Input data ▸
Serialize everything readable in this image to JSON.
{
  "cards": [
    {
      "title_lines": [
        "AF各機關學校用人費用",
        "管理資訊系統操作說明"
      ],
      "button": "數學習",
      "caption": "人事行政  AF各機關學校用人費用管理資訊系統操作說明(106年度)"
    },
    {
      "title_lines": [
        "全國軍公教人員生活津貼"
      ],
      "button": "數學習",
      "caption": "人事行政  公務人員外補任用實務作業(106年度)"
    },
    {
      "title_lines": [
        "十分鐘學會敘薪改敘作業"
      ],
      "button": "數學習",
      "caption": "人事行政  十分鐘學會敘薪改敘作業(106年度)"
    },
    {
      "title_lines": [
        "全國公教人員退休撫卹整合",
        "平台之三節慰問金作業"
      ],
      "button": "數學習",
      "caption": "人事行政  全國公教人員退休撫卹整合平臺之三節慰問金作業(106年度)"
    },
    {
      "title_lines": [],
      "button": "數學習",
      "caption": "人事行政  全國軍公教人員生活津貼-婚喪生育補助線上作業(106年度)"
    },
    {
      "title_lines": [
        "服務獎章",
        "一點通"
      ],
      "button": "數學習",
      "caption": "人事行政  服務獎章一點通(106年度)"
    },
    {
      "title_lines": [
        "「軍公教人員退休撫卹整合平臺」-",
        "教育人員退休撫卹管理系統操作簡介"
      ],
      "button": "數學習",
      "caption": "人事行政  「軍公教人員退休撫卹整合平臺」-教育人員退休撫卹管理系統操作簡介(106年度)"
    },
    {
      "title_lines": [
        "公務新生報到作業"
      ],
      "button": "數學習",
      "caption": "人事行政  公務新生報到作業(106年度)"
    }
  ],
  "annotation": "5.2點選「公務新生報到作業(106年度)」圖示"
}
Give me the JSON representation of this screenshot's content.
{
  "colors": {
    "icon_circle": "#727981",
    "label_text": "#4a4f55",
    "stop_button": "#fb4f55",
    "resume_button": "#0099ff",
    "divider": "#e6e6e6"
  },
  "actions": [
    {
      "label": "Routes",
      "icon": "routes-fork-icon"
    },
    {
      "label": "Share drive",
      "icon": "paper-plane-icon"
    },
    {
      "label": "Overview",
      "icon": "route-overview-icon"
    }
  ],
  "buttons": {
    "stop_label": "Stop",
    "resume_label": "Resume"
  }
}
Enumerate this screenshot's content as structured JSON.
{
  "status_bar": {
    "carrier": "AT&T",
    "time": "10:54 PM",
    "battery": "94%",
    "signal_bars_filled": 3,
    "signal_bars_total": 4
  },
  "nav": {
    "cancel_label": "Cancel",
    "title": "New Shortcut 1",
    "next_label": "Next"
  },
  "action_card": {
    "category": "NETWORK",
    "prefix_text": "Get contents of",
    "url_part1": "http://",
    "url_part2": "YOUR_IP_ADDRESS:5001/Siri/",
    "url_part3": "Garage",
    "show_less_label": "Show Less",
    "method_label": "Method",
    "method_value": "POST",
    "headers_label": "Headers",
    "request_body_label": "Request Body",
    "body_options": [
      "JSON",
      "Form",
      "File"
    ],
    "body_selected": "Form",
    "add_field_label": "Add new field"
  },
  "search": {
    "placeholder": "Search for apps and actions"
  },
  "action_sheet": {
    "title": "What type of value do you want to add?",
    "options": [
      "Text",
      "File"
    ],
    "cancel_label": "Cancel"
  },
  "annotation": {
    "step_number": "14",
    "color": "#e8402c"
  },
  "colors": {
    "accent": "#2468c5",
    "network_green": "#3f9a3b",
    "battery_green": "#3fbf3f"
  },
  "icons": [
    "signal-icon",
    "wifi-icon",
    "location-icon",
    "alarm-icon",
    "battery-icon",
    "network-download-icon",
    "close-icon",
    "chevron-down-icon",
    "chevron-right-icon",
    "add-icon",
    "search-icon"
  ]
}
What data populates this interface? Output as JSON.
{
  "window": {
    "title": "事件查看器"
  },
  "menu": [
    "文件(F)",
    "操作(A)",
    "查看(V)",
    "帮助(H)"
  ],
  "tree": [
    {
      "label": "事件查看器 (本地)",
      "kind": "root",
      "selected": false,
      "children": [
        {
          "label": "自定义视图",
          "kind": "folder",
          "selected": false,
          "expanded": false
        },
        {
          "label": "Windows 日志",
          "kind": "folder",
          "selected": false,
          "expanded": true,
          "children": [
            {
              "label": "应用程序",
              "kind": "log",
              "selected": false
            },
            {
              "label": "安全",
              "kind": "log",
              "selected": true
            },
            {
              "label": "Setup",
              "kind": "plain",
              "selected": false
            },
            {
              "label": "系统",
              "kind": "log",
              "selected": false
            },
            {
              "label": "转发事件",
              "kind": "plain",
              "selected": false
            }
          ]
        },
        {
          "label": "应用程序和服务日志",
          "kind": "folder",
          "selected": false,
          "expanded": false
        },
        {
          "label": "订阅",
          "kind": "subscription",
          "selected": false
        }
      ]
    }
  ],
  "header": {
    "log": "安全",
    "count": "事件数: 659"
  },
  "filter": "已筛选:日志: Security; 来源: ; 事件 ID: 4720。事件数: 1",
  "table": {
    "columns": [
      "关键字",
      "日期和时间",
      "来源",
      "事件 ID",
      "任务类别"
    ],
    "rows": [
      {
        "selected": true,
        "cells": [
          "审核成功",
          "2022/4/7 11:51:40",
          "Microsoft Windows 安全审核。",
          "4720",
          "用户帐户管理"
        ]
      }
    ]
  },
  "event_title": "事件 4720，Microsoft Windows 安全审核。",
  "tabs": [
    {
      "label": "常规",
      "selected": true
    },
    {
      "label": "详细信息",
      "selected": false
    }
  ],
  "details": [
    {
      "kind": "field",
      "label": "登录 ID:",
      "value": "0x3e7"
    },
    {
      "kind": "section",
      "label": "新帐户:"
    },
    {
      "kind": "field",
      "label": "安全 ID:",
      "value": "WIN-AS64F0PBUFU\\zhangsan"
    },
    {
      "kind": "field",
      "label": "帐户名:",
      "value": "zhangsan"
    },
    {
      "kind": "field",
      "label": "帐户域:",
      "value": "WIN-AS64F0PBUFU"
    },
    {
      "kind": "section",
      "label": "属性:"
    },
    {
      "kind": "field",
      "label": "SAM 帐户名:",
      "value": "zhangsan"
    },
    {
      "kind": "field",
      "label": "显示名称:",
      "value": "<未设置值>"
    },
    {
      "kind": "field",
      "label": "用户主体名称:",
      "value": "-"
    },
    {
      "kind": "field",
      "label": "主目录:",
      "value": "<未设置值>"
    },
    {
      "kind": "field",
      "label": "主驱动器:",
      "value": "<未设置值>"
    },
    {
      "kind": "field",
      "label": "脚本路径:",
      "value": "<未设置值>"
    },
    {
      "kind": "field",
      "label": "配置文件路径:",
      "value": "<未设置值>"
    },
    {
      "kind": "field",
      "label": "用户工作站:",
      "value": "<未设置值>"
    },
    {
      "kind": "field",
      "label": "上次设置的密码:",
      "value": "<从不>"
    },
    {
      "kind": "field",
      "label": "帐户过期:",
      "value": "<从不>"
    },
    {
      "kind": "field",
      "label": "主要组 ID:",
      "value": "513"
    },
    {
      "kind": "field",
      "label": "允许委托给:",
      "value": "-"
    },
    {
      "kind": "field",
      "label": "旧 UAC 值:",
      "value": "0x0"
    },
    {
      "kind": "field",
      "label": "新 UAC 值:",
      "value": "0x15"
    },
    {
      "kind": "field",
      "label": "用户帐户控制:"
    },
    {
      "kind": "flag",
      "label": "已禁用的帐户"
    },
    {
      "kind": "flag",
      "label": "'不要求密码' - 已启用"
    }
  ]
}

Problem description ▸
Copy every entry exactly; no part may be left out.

Solution for this exercise ▸
Serialize everything readable in this image to JSON.
{
  "cards": [
    {
      "title_lines": [
        "AF各機關學校用人費用",
        "管理資訊系統操作說明"
      ],
      "button": "數學習",
      "caption": "人事行政  AF各機關學校用人費用管理資訊系統操作說明(106年度)"
    },
    {
      "title_lines": [
        "全國軍公教人員生活津貼"
      ],
      "button": "數學習",
      "caption": "人事行政  公務人員外補任用實務作業(106年度)"
    },
    {
      "title_lines": [
        "十分鐘學會敘薪改敘作業"
      ],
      "button": "數學習",
      "caption": "人事行政  十分鐘學會敘薪改敘作業(106年度)"
    },
    {
      "title_lines": [
        "全國公教人員退休撫卹整合",
        "平台之三節慰問金作業"
      ],
      "button": "數學習",
      "caption": "人事行政  全國公教人員退休撫卹整合平臺之三節慰問金作業(106年度)"
    },
    {
      "title_lines": [],
      "button": "數學習",
      "caption": "人事行政  全國軍公教人員生活津貼-婚喪生育補助線上作業(106年度)"
    },
    {
      "title_lines": [
        "服務獎章",
        "一點通"
      ],
      "button": "數學習",
      "caption": "人事行政  服務獎章一點通(106年度)"
    },
    {
      "title_lines": [
        "「軍公教人員退休撫卹整合平臺」-",
        "教育人員退休撫卹管理系統操作簡介"
      ],
      "button": "數學習",
      "caption": "人事行政  「軍公教人員退休撫卹整合平臺」-教育人員退休撫卹管理系統操作簡介(106年度)"
    },
    {
      "title_lines": [
        "公務新生報到作業"
      ],
      "button": "數學習",
      "caption": "人事行政  公務新生報到作業(106年度)"
    }
  ],
  "annotation": "5.2點選「公務新生報到作業(106年度)」圖示"
}
Give me the JSON representation of this screenshot's content.
{
  "colors": {
    "icon_circle": "#727981",
    "label_text": "#4a4f55",
    "stop_button": "#fb4f55",
    "resume_button": "#0099ff",
    "divider": "#e6e6e6"
  },
  "actions": [
    {
      "label": "Routes",
      "icon": "routes-fork-icon"
    },
    {
      "label": "Share drive",
      "icon": "paper-plane-icon"
    },
    {
      "label": "Overview",
      "icon": "route-overview-icon"
    }
  ],
  "buttons": {
    "stop_label": "Stop",
    "resume_label": "Resume"
  }
}
Enumerate this screenshot's content as structured JSON.
{
  "status_bar": {
    "carrier": "AT&T",
    "time": "10:54 PM",
    "battery": "94%",
    "signal_bars_filled": 3,
    "signal_bars_total": 4
  },
  "nav": {
    "cancel_label": "Cancel",
    "title": "New Shortcut 1",
    "next_label": "Next"
  },
  "action_card": {
    "category": "NETWORK",
    "prefix_text": "Get contents of",
    "url_part1": "http://",
    "url_part2": "YOUR_IP_ADDRESS:5001/Siri/",
    "url_part3": "Garage",
    "show_less_label": "Show Less",
    "method_label": "Method",
    "method_value": "POST",
    "headers_label": "Headers",
    "request_body_label": "Request Body",
    "body_options": [
      "JSON",
      "Form",
      "File"
    ],
    "body_selected": "Form",
    "add_field_label": "Add new field"
  },
  "search": {
    "placeholder": "Search for apps and actions"
  },
  "action_sheet": {
    "title": "What type of value do you want to add?",
    "options": [
      "Text",
      "File"
    ],
    "cancel_label": "Cancel"
  },
  "annotation": {
    "step_number": "14",
    "color": "#e8402c"
  },
  "colors": {
    "accent": "#2468c5",
    "network_green": "#3f9a3b",
    "battery_green": "#3fbf3f"
  },
  "icons": [
    "signal-icon",
    "wifi-icon",
    "location-icon",
    "alarm-icon",
    "battery-icon",
    "network-download-icon",
    "close-icon",
    "chevron-down-icon",
    "chevron-right-icon",
    "add-icon",
    "search-icon"
  ]
}
What data populates this interface? Output as JSON.
{
  "window": {
    "title": "事件查看器"
  },
  "menu": [
    "文件(F)",
    "操作(A)",
    "查看(V)",
    "帮助(H)"
  ],
  "tree": [
    {
      "label": "事件查看器 (本地)",
      "kind": "root",
      "selected": false,
      "children": [
        {
          "label": "自定义视图",
          "kind": "folder",
          "selected": false,
          "expanded": false
        },
        {
          "label": "Windows 日志",
          "kind": "folder",
          "selected": false,
          "expanded": true,
          "children": [
            {
              "label": "应用程序",
              "kind": "log",
              "selected": false
            },
            {
              "label": "安全",
              "kind": "log",
              "selected": true
            },
            {
              "label": "Setup",
              "kind": "plain",
              "selected": false
            },
            {
              "label": "系统",
              "kind": "log",
              "selected": false
            },
            {
              "label": "转发事件",
              "kind": "plain",
              "selected": false
            }
          ]
        },
        {
          "label": "应用程序和服务日志",
          "kind": "folder",
          "selected": false,
          "expanded": false
        },
        {
          "label": "订阅",
          "kind": "subscription",
          "selected": false
        }
      ]
    }
  ],
  "header": {
    "log": "安全",
    "count": "事件数: 659"
  },
  "filter": "已筛选:日志: Security; 来源: ; 事件 ID: 4720。事件数: 1",
  "table": {
    "columns": [
      "关键字",
      "日期和时间",
      "来源",
      "事件 ID",
      "任务类别"
    ],
    "rows": [
      {
        "selected": true,
        "cells": [
          "审核成功",
          "2022/4/7 11:51:40",
          "Microsoft Windows 安全审核。",
          "4720",
          "用户帐户管理"
        ]
      }
    ]
  },
  "event_title": "事件 4720，Microsoft Windows 安全审核。",
  "tabs": [
    {
      "label": "常规",
      "selected": true
    },
    {
      "label": "详细信息",
      "selected": false
    }
  ],
  "details": [
    {
      "kind": "field",
      "label": "登录 ID:",
      "value": "0x3e7"
    },
    {
      "kind": "section",
      "label": "新帐户:"
    },
    {
      "kind": "field",
      "label": "安全 ID:",
      "value": "WIN-AS64F0PBUFU\\zhangsan"
    },
    {
      "kind": "field",
      "label": "帐户名:",
      "value": "zhangsan"
    },
    {
      "kind": "field",
      "label": "帐户域:",
      "value": "WIN-AS64F0PBUFU"
    },
    {
      "kind": "section",
      "label": "属性:"
    },
    {
      "kind": "field",
      "label": "SAM 帐户名:",
      "value": "zhangsan"
    },
    {
      "kind": "field",
      "label": "显示名称:",
      "value": "<未设置值>"
    },
    {
      "kind": "field",
      "label": "用户主体名称:",
      "value": "-"
    },
    {
      "kind": "field",
      "label": "主目录:",
      "value": "<未设置值>"
    },
    {
      "kind": "field",
      "label": "主驱动器:",
      "value": "<未设置值>"
    },
    {
      "kind": "field",
      "label": "脚本路径:",
      "value": "<未设置值>"
    },
    {
      "kind": "field",
      "label": "配置文件路径:",
      "value": "<未设置值>"
    },
    {
      "kind": "field",
      "label": "用户工作站:",
      "value": "<未设置值>"
    },
    {
      "kind": "field",
      "label": "上次设置的密码:",
      "value": "<从不>"
    },
    {
      "kind": "field",
      "label": "帐户过期:",
      "value": "<从不>"
    },
    {
      "kind": "field",
      "label": "主要组 ID:",
      "value": "513"
    },
    {
      "kind": "field",
      "label": "允许委托给:",
      "value": "-"
    },
    {
      "kind": "field",
      "label": "旧 UAC 值:",
      "value": "0x0"
    },
    {
      "kind": "field",
      "label": "新 UAC 值:",
      "value": "0x15"
    },
    {
      "kind": "field",
      "label": "用户帐户控制:"
    },
    {
      "kind": "flag",
      "label": "已禁用的帐户"
    },
    {
      "kind": "flag",
      "label": "'不要求密码' - 已启用"
    }
  ]
}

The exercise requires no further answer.